## Goal of the exercise
Copy the entries word for word. Keep the pictures out.

==*==

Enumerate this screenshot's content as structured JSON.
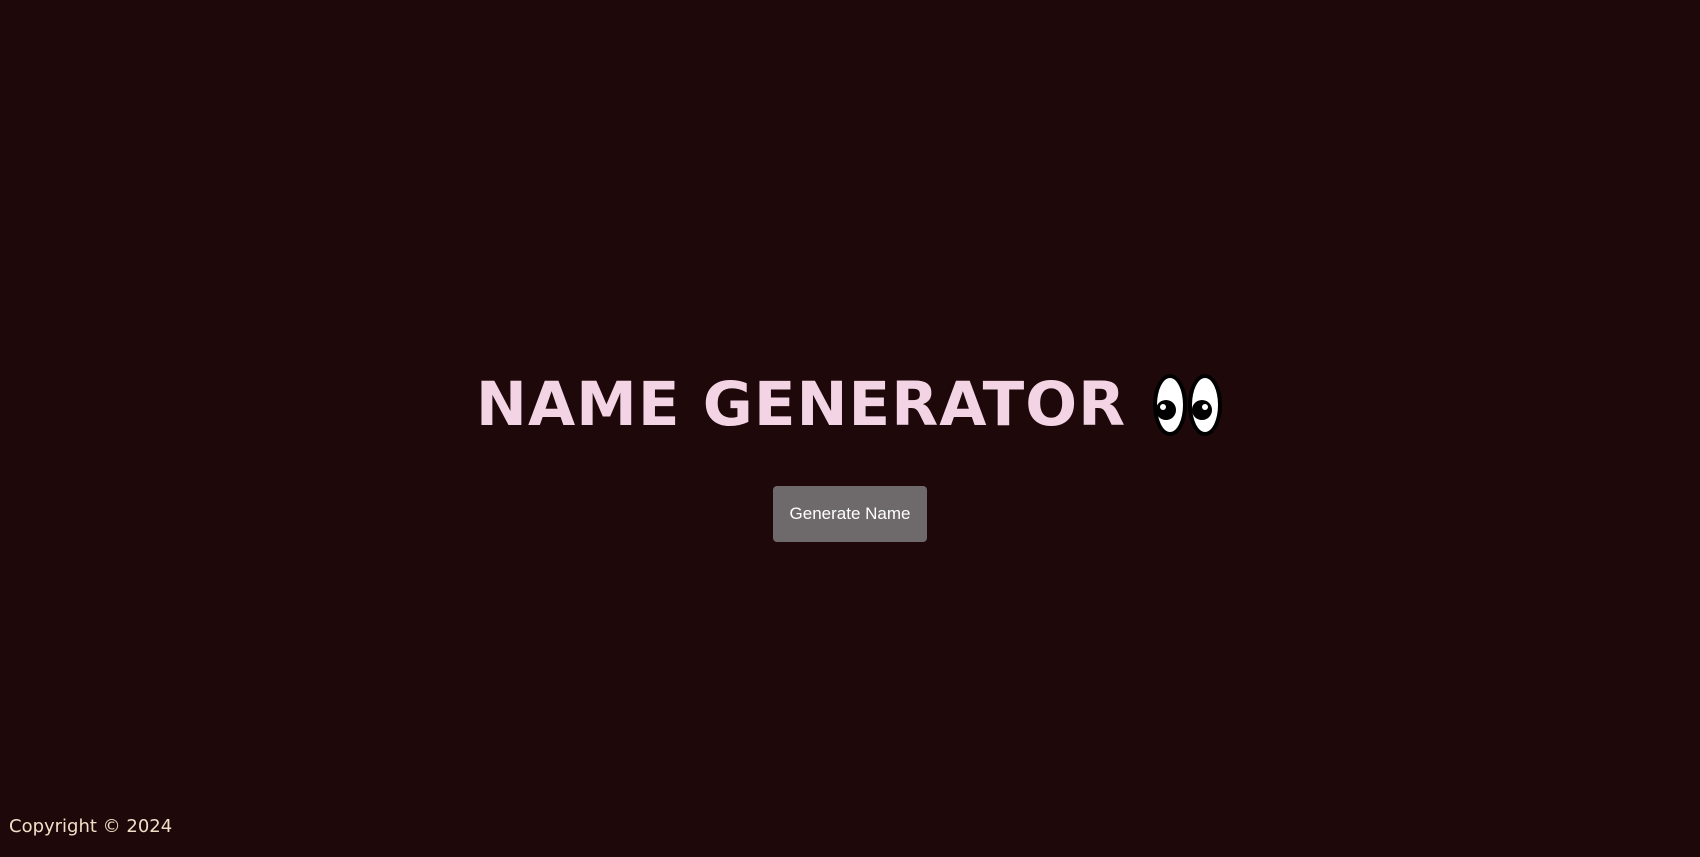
{
  "header": {
    "title": "NAME GENERATOR",
    "title_icon": "eyes-emoji",
    "title_color": "#f3d4e4"
  },
  "main": {
    "generate_button_label": "Generate Name",
    "button_color": "#6e6a6b"
  },
  "footer": {
    "copyright": "Copyright © 2024",
    "text_color": "#f3dfc9"
  },
  "theme": {
    "background": "#1e0809"
  }
}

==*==

## Answer for this exercise
Enumerate this screenshot's content as structured JSON.
{
  "header": {
    "title": "NAME GENERATOR",
    "title_icon": "eyes-emoji",
    "title_color": "#f3d4e4"
  },
  "main": {
    "generate_button_label": "Generate Name",
    "button_color": "#6e6a6b"
  },
  "footer": {
    "copyright": "Copyright © 2024",
    "text_color": "#f3dfc9"
  },
  "theme": {
    "background": "#1e0809"
  }
}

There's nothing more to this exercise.